-- Opening Marker --

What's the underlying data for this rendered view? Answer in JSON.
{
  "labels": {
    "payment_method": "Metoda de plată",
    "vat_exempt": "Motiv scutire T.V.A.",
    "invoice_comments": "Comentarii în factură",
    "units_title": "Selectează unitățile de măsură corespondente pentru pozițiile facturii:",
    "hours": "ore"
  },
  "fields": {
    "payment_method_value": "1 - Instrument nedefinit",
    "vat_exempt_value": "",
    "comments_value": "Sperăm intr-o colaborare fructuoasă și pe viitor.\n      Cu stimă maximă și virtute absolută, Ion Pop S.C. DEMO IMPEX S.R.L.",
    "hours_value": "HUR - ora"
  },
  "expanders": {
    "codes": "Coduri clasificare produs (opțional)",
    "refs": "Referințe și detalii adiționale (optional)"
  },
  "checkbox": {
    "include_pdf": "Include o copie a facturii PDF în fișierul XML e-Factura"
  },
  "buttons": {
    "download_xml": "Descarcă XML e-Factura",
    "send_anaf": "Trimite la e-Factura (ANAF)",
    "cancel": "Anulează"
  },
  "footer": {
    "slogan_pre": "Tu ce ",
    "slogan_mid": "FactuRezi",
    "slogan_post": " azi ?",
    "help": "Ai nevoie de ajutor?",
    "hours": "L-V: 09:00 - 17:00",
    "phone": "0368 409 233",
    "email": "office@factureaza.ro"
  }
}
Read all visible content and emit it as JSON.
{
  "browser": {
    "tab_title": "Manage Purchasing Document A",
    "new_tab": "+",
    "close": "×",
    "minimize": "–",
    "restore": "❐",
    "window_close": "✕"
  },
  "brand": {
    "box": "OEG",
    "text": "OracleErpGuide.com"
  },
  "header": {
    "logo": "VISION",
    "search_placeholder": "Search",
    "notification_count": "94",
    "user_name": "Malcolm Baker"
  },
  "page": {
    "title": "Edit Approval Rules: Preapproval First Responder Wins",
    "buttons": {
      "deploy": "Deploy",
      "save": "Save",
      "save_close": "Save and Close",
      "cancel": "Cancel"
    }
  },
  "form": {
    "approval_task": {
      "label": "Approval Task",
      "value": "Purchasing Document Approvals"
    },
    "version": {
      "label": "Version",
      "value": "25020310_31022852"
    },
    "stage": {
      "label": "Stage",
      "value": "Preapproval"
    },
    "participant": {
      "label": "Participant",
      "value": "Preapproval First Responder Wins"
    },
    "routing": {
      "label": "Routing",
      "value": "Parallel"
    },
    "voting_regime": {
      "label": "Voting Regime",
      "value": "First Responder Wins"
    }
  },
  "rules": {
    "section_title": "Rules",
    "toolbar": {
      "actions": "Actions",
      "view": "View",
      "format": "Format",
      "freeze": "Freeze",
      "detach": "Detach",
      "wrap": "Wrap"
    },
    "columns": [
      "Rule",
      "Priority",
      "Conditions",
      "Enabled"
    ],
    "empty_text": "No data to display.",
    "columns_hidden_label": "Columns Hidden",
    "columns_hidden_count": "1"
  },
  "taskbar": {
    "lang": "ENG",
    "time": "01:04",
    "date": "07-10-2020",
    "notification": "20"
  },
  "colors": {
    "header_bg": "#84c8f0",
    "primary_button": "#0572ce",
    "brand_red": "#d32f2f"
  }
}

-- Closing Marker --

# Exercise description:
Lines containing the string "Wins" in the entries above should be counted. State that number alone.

# Answer to the problem:
3